Why don’t the greenhouse gases escape through the Ozone Hole?

Can we blame him for the confusion?
Can we blame him for the confusion?

Don’t laugh. The perception of the TV viewer in this cartoon (which first appeared a couple of years ago in the Akron Beacon Journal in Ohio, United States) is more common that you’d think. In recent years, as climate change rose up in the media’s news agenda and the public’s list of concerns, I have met a number of people – from across educational and cultural spectra – who harbour similar confusion about the two issues.

I showed this cartoon, and referred to the wide-spread confusion, in my opening remarks to the Ozone Media Roundtable, an event to engage Asian media professionals on the nexus between ozone depletion and climate change. The meeting, held in Chiang Mai, Thailand, on 8 – 9 October 2009, was organised jointly by the United Nations Environment Programme (UNEP) and TVE Asia Pacific for invited senior journalists and broadcasters from the Asia Pacific region.

Ozone layer depletion and climate change are linked in a number of ways, but ozone depletion is not a direct or major cause of climate change.

In fact, the relationship between ozone and climate is both complex and nuanced, which has prompted some experts to call it a ‘Tango in the Atmosphere’. Ozone affects climate, and climate affects ozone. The authoritative UNEP GRID Arendal website says: “Ozone depletion and climate change are two distinct problems but as they both modify global cycles, they cannot be totally separated. There are still many uncertainties concerning the relations between the two processes.”

Read more about this at the Ozone Hole website.

Since the late 1980s, Montreal Protocol on substances that deplete the ozone layer has successfully phased-out 97 per cent of 100 chemicals that damage the protective shield that filters out harmful ultra violet rays to the Earth.

In recent years, research has outlined that global efforts to protect the ozone layer has also delivered climate benefits as many of the chemicals that damage the ozone layer – such as chloroflurocarbons or CFCs – also cause global warming.

In 2007 a scientific paper calculated the climate mitigation benefits of the ozone treaty as totalling an equivalent of 135 billion tonnes of C02 since 1990 or a delay in global warming of seven to 12 years.
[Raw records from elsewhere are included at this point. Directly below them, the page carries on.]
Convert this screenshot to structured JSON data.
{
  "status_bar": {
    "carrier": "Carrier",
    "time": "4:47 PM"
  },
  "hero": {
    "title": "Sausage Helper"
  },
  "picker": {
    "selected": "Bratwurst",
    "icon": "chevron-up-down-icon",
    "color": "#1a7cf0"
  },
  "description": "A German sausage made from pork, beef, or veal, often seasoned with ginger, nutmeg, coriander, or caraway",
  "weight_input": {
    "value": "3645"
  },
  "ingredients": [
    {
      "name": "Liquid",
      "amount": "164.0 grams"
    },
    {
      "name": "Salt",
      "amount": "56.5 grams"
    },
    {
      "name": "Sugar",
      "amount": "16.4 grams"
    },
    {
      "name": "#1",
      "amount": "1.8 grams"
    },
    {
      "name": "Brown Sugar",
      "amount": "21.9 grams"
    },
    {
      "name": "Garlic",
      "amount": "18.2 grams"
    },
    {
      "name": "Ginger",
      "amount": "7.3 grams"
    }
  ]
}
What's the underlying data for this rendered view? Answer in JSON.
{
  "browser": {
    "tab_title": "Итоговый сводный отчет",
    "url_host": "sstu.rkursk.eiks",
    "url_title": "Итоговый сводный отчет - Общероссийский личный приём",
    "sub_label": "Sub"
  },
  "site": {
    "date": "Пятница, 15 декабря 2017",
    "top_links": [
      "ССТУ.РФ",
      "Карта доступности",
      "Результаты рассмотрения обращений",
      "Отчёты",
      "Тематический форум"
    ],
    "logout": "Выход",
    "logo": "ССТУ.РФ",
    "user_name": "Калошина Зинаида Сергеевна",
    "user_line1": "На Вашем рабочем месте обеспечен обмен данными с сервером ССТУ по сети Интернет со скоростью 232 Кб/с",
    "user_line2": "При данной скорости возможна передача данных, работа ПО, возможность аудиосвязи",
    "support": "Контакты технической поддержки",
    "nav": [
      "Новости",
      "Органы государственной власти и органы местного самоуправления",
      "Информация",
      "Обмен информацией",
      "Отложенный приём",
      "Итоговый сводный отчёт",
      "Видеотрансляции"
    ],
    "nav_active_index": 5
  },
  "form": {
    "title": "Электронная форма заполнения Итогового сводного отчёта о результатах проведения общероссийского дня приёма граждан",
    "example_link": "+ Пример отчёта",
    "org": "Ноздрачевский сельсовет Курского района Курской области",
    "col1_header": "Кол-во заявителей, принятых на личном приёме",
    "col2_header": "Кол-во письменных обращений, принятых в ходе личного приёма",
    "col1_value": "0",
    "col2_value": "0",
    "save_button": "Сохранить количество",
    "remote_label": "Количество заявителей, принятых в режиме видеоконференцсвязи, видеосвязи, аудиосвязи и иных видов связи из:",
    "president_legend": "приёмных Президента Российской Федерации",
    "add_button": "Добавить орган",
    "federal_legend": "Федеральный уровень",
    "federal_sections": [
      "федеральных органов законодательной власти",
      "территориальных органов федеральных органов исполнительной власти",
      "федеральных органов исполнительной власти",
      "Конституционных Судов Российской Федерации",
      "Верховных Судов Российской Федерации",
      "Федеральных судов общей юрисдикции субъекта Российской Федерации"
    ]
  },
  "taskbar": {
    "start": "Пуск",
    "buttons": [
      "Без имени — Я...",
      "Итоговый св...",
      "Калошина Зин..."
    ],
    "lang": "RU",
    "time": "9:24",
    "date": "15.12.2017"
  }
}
That same year countries meeting in Canada, under the Montreal Protocol, agreed to an accelerated freeze and phase-out of Hydrochloroflurocarbons (HCFCs)—chemicals designed to replace the old, more ozone-damaging CFCs – in the main for the climate benefits.